Task to complete:
Set down the data below without change, skipping the pictures it holds.

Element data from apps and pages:
/---
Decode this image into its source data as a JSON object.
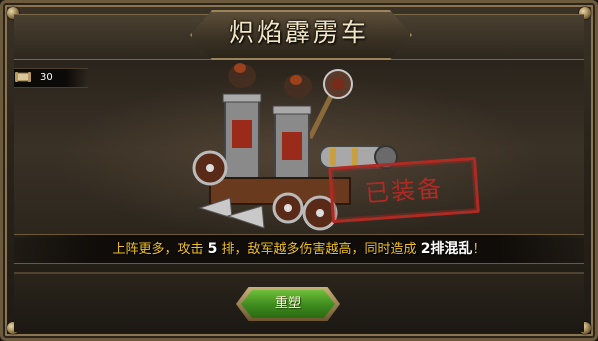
{
  "dialog": {
    "title": "炽焰霹雳车"
  },
  "counter": {
    "value": "30"
  },
  "stamp": {
    "text": "已装备"
  },
  "description": {
    "part1": "上阵更多，攻击 ",
    "num1": "5",
    "part2": " 排，敌军越多伤害越高，同时造成 ",
    "highlight": "2排混乱",
    "part3": "！"
  },
  "actions": {
    "rebuild_label": "重塑"
  },
  "colors": {
    "accent_gold": "#f0c020",
    "stamp_red": "#b02a24",
    "button_green": "#3d8a1e"
  },
  "icons": {
    "counter_icon": "scroll-icon"
  }
}
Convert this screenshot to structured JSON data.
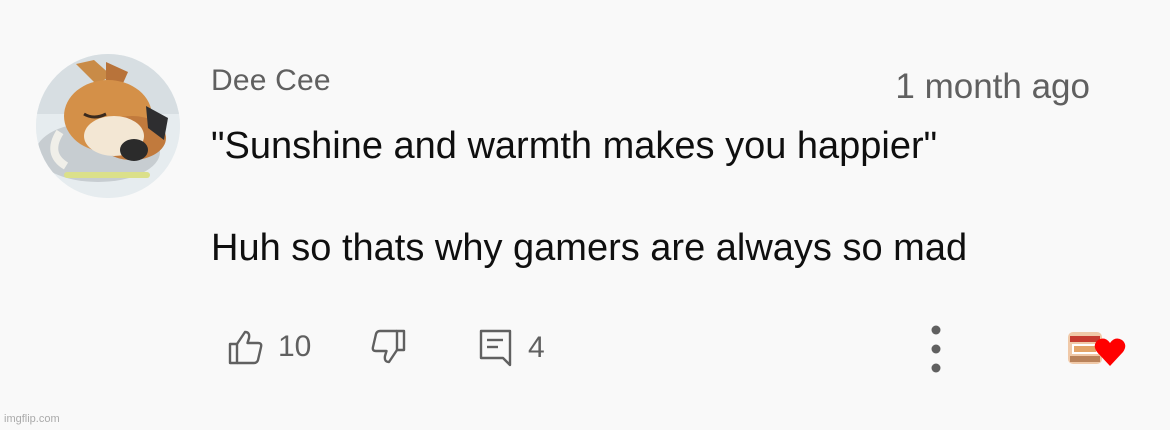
{
  "comment": {
    "author": "Dee Cee",
    "timestamp": "1 month ago",
    "lines": [
      "\"Sunshine and warmth makes you happier\"",
      "Huh so thats why gamers are always so mad"
    ]
  },
  "actions": {
    "like_count": "10",
    "reply_count": "4"
  },
  "icons": {
    "like": "thumbs-up-icon",
    "dislike": "thumbs-down-icon",
    "reply": "comment-icon",
    "more": "more-vert-icon",
    "creator_heart": "heart-icon"
  },
  "colors": {
    "background": "#f9f9f9",
    "text": "#0f0f0f",
    "secondary_text": "#606060",
    "heart": "#ff0000"
  },
  "watermark": "imgflip.com"
}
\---
Answer to this exercise:
Decode this image into its source data as a JSON object.
{
  "dialog": {
    "title": "炽焰霹雳车"
  },
  "counter": {
    "value": "30"
  },
  "stamp": {
    "text": "已装备"
  },
  "description": {
    "part1": "上阵更多，攻击 ",
    "num1": "5",
    "part2": " 排，敌军越多伤害越高，同时造成 ",
    "highlight": "2排混乱",
    "part3": "！"
  },
  "actions": {
    "rebuild_label": "重塑"
  },
  "colors": {
    "accent_gold": "#f0c020",
    "stamp_red": "#b02a24",
    "button_green": "#3d8a1e"
  },
  "icons": {
    "counter_icon": "scroll-icon"
  }
}
Convert this screenshot to structured JSON data.
{
  "comment": {
    "author": "Dee Cee",
    "timestamp": "1 month ago",
    "lines": [
      "\"Sunshine and warmth makes you happier\"",
      "Huh so thats why gamers are always so mad"
    ]
  },
  "actions": {
    "like_count": "10",
    "reply_count": "4"
  },
  "icons": {
    "like": "thumbs-up-icon",
    "dislike": "thumbs-down-icon",
    "reply": "comment-icon",
    "more": "more-vert-icon",
    "creator_heart": "heart-icon"
  },
  "colors": {
    "background": "#f9f9f9",
    "text": "#0f0f0f",
    "secondary_text": "#606060",
    "heart": "#ff0000"
  },
  "watermark": "imgflip.com"
}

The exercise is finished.